Anybody who knows me will know that an album that opens with an auto-tuned shout-out to ‘hustlers, ballers’, ‘gangstas’ and ‘scholars’ is hardly my musical dream come true but that’s exactly where I found myself fifteen seconds into this release from Kansas City native Alias IQ. It’s an unashamedly hollow start to an album that pretty much sets the standard for the ensuing forty-five minutes.
Alias IQ is another MC hailing from the currently thriving KC rap scene for which artists such as Tech N9ne and Mac Lethal have long been flying the flag. Despite both of those artists putting in work for many years it is only recently that they have started to gain the attention that they both deserve albeit for very different reasons; Tech’s recent collaborations with Lil’ Wayne opening him up to a broader audience while Mac’s YouTube appearance of him, umm, rapping really fast about pancakes has reached over twenty million views to date. With these two gents smashing the door open for the Kansas City scene the time seems right for other likeminded artists to grab the opportunity with both hands and make a name for themselves. Unfortunately Alias IQ doesn’t really do that and instead opts to recycle rather tired rap clichÃ©s over an often uninspiring selection of beats.
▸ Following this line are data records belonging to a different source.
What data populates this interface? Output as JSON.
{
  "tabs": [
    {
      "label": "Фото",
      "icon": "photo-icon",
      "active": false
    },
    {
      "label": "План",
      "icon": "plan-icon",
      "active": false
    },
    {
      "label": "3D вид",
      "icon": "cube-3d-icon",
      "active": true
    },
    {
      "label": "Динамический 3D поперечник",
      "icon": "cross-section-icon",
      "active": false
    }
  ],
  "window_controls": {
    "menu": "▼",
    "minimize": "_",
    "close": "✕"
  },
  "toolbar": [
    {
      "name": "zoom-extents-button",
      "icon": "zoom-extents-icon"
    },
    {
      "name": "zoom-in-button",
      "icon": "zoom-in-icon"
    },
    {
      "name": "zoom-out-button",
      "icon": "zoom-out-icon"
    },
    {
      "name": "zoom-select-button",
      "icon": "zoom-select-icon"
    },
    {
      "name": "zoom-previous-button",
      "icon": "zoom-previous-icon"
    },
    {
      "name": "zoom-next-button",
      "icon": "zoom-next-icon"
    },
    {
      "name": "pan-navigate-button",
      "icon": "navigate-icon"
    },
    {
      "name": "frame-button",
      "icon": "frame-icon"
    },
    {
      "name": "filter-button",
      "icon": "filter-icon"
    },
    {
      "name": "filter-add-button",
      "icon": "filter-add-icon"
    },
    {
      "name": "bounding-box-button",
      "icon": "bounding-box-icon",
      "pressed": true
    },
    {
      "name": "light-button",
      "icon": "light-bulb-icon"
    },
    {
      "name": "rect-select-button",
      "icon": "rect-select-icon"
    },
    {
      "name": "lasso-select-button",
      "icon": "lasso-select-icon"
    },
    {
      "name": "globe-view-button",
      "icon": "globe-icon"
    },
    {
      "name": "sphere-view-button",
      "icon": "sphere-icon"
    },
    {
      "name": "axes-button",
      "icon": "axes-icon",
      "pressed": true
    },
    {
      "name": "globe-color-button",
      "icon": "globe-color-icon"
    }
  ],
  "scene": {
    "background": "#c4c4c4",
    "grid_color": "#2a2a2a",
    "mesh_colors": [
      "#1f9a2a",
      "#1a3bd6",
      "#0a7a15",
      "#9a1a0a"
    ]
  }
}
“The Green Album” unsurprisingly opens with “The Green Album Introduction” where the aforementioned auto-tuned hook drops before IQ tells the listener to “grab your bitch by her g-string and hit her with e’erything” over a beat which wouldn’t sound out of place on a 1997 No Limit release. “International” strangely opens with thirty seconds of guitar fiddling which is immediately forgotten and replaced by the hard hitting instrumental which is underpinned by a smooth guitar lick and stuttering drums. Surprisingly Alias IQ actually handles all of the production on “The Green Album” himself. You can tell that he is fairly skilled behind the boards and a few of the beats here (“Child of God”, “How I Feel” and “What I Do”) sound like the work of an accomplished beatmaker but IQ’s voice and lazy delivery just don’t seem to fit them quite right.
There are a couple of occasions here where Alias IQ does seem to get it right with both “Make that Trip” and “Get it Done”. Both beats suit IQ’s pimped out drawl down to the ground and if he was to channel his energy in this direction then I could see him banging out a steady stream of strip bar ready anthems. The problem seems to be that he tries his hand at too many styles of production that don’t fit his flow and the results aren’t too pretty.
That is probably my biggest issue with this LP. I could forgive the lack of substance to the rhymes if there was something there to carry them. Either a commanding flow, a unique voice or even just some clever wordplay would be enough to keep this listener’s attention but as it is I couldn’t find any reason to press play again once the album had run its course. At times it sounds like Alias IQ is struggling to keep on beat and he can often be heard trying to hurriedly pack an extra four or five words into a bar when he really shouldn’t need to. He did make the beat himself after all.
I accept that this album is not for me and Alias IQ is clearly targeting a very different listener to the one tasked with reviewing it. It is highly doubtful that he created this album with the intention of cracking that elusive ‘thirty year old white guy from the south of England’ market and so maybe, just maybe, this release will be greeted with a warmer reception elsewhere.